In a quarter of CCG areas in England partners are now in the minority, according to analysis by GPonline that also shows stark gaps in practices' ability to recruit partners between areas.
In Southend CCG in Essex, just 39% of GPs are in partnership roles, the lowest proportion in the country - compared with 75% in Calderdale CCG in West Yorkshire.
Despite the continuing sharp decline in GPs in partnership roles, there may be signs that the fall is slowing. The 3.1% drop in GP partners in the year to June 2021 followed a 4.2% fall over the previous year, and a 5.2% drop in the year before that.
GPs in salaried roles, meanwhile, are rising rapidly - with 9,499 FTE salaried GPs in June 2021 compared with 8,684 a year earlier, a rise of 9.4%. The rise may reflect a shift from partnership roles, but also a move among locums to permanent roles after uncertainty over employment during the pandemic.
Alongside the decline in GPs in lead roles within practices as partners, general practice continues to face huge workload pressures after more than a year of the COVID-19 pandemic.
GPonline reported last month that appointments in June this year were up 31% compared with June 2019 - before the pandemic began - once appointments for COVID-19 vaccination were taken into account.

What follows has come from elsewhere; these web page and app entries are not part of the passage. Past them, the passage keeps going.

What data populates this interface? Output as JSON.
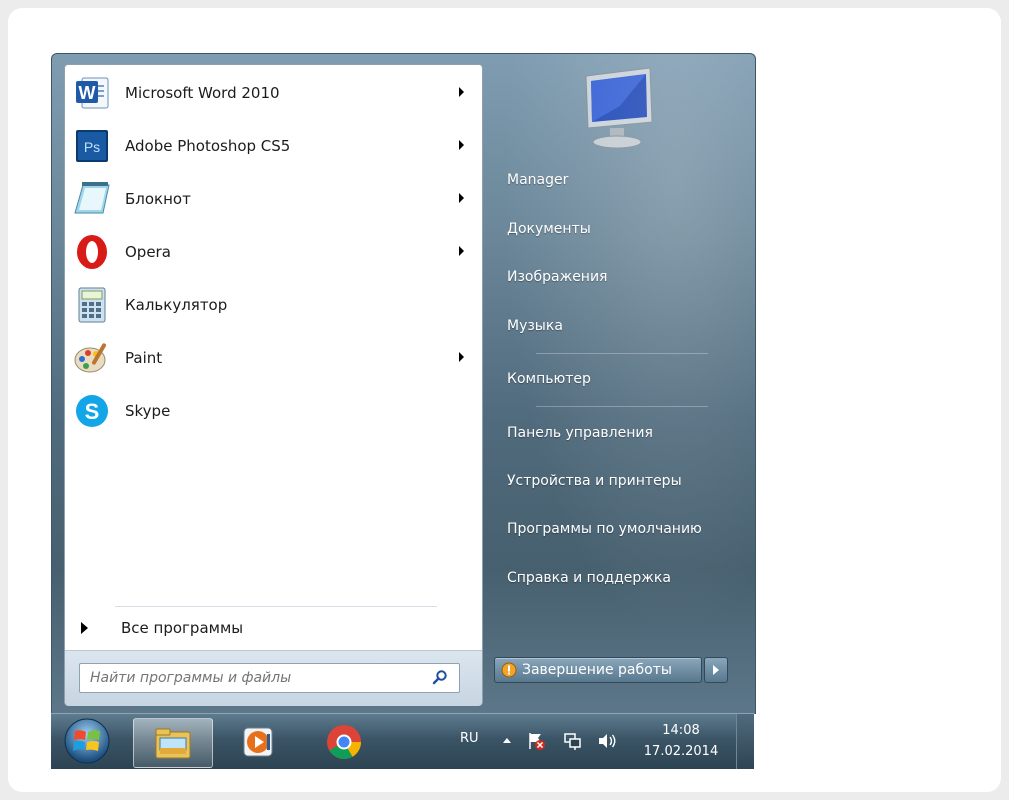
{
  "programs": [
    {
      "label": "Microsoft Word 2010",
      "icon": "word-icon",
      "has_submenu": true
    },
    {
      "label": "Adobe Photoshop CS5",
      "icon": "photoshop-icon",
      "has_submenu": true
    },
    {
      "label": "Блокнот",
      "icon": "notepad-icon",
      "has_submenu": true
    },
    {
      "label": "Opera",
      "icon": "opera-icon",
      "has_submenu": true
    },
    {
      "label": "Калькулятор",
      "icon": "calculator-icon",
      "has_submenu": false
    },
    {
      "label": "Paint",
      "icon": "paint-icon",
      "has_submenu": true
    },
    {
      "label": "Skype",
      "icon": "skype-icon",
      "has_submenu": false
    }
  ],
  "all_programs": {
    "label": "Все программы"
  },
  "search": {
    "placeholder": "Найти программы и файлы",
    "value": ""
  },
  "right_pane": {
    "user": "Manager",
    "documents": "Документы",
    "pictures": "Изображения",
    "music": "Музыка",
    "computer": "Компьютер",
    "control_panel": "Панель управления",
    "devices": "Устройства и принтеры",
    "default_programs": "Программы по умолчанию",
    "help": "Справка и поддержка"
  },
  "shutdown": {
    "label": "Завершение работы"
  },
  "taskbar": {
    "pinned": [
      "explorer-icon",
      "media-player-icon",
      "chrome-icon"
    ],
    "language": "RU",
    "time": "14:08",
    "date": "17.02.2014"
  },
  "colors": {
    "menu_glass": "#6a8698",
    "taskbar": "#3b5566",
    "left_pane": "#ffffff",
    "text_dark": "#1c1c1c",
    "text_light": "#ffffff"
  }
}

In comments collected by the BMA, a GP in the south of England said: 'I’m a partner and in the past year I have lost a partner to early retirement and two partners to periods of sick leave due to the stress of the job.
'You cannot talk about workforce in general practice without also talking about workload. We simply do not have enough GPs to cope with ever-expanding patient demand. Our funding assumes three patient contacts per annum for every patient on our list. We are currently running around seven per annum.
'I have asked a couple of our salaried GPs who I think have the right stuff to be partners whether this is something they would consider but their response is always the same - they see how hard we’re working and do not want to subject themselves to the same ever increasing workload.'
Another GP in south-west England said: 'I have just got home from another 13-hour day. There is a vicious cycle happening with our poor workforce numbers nationally. Every time a GP reduces their hours or quits, or a post is unfilled, the strain on the remaining GPs increases. That leads to more GPs leaving. We can't keep doing this. So many of us are at breaking point.'
A GP in the north of England said: 'The government says that there are more staff working in primary care, funded through the additional roles reimbursement scheme - this may be true, but they are not reducing the work on GPs; if anything they are only assisting with otherwise unmet need. The GP partner workforce is decreasing - I know of colleagues and practices where colleagues are either retiring early or leaving for work elsewhere.'
Following a change of methodology that has sparked anger among doctors' leaders, NHS Digital is no longer using estimated data for practices that have not submitted returns to make figures from each time period directly comparable.